YOUR TASK :: In the listing below, find every line containing "chevron" and copy it out.

--- START ---

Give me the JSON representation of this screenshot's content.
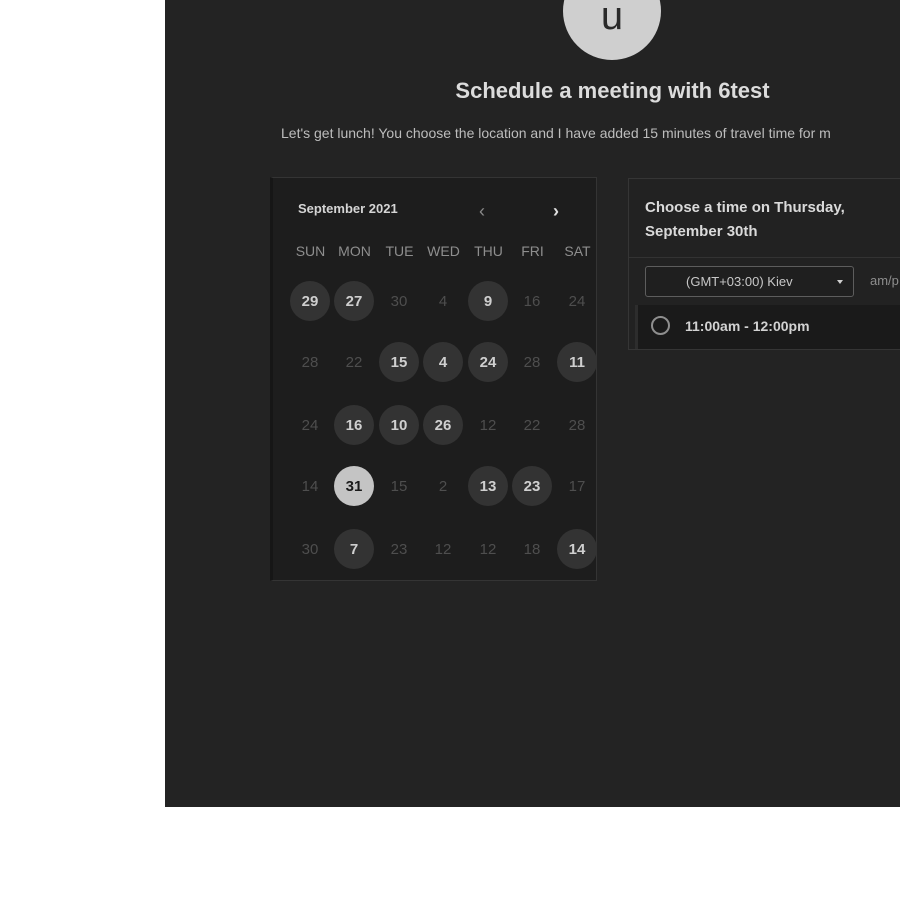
{
  "host": {
    "avatar_letter": "u",
    "title": "Schedule a meeting with 6test",
    "description": "Let's get lunch! You choose the location and I have added 15 minutes of travel time for m"
  },
  "calendar": {
    "month_label": "September 2021",
    "prev_icon": "chevron-left-icon",
    "next_icon": "chevron-right-icon",
    "weekdays": [
      "SUN",
      "MON",
      "TUE",
      "WED",
      "THU",
      "FRI",
      "SAT"
    ],
    "weeks": [
      [
        {
          "d": "29",
          "s": "available"
        },
        {
          "d": "27",
          "s": "available"
        },
        {
          "d": "30",
          "s": "muted"
        },
        {
          "d": "4",
          "s": "muted"
        },
        {
          "d": "9",
          "s": "available"
        },
        {
          "d": "16",
          "s": "muted"
        },
        {
          "d": "24",
          "s": "muted"
        }
      ],
      [
        {
          "d": "28",
          "s": "muted"
        },
        {
          "d": "22",
          "s": "muted"
        },
        {
          "d": "15",
          "s": "available"
        },
        {
          "d": "4",
          "s": "available"
        },
        {
          "d": "24",
          "s": "available"
        },
        {
          "d": "28",
          "s": "muted"
        },
        {
          "d": "11",
          "s": "available"
        }
      ],
      [
        {
          "d": "24",
          "s": "muted"
        },
        {
          "d": "16",
          "s": "available"
        },
        {
          "d": "10",
          "s": "available"
        },
        {
          "d": "26",
          "s": "available"
        },
        {
          "d": "12",
          "s": "muted"
        },
        {
          "d": "22",
          "s": "muted"
        },
        {
          "d": "28",
          "s": "muted"
        }
      ],
      [
        {
          "d": "14",
          "s": "muted"
        },
        {
          "d": "31",
          "s": "selected"
        },
        {
          "d": "15",
          "s": "muted"
        },
        {
          "d": "2",
          "s": "muted"
        },
        {
          "d": "13",
          "s": "available"
        },
        {
          "d": "23",
          "s": "available"
        },
        {
          "d": "17",
          "s": "muted"
        }
      ],
      [
        {
          "d": "30",
          "s": "muted"
        },
        {
          "d": "7",
          "s": "available"
        },
        {
          "d": "23",
          "s": "muted"
        },
        {
          "d": "12",
          "s": "muted"
        },
        {
          "d": "12",
          "s": "muted"
        },
        {
          "d": "18",
          "s": "muted"
        },
        {
          "d": "14",
          "s": "available"
        }
      ]
    ]
  },
  "timepicker": {
    "heading": "Choose a time on Thursday, September 30th",
    "timezone": "(GMT+03:00) Kiev",
    "format_toggle": "am/p",
    "slots": [
      "11:00am - 12:00pm"
    ]
  }
}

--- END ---

RESPONSE TO THE TASK ::
    "prev_icon": "chevron-left-icon",
    "next_icon": "chevron-right-icon",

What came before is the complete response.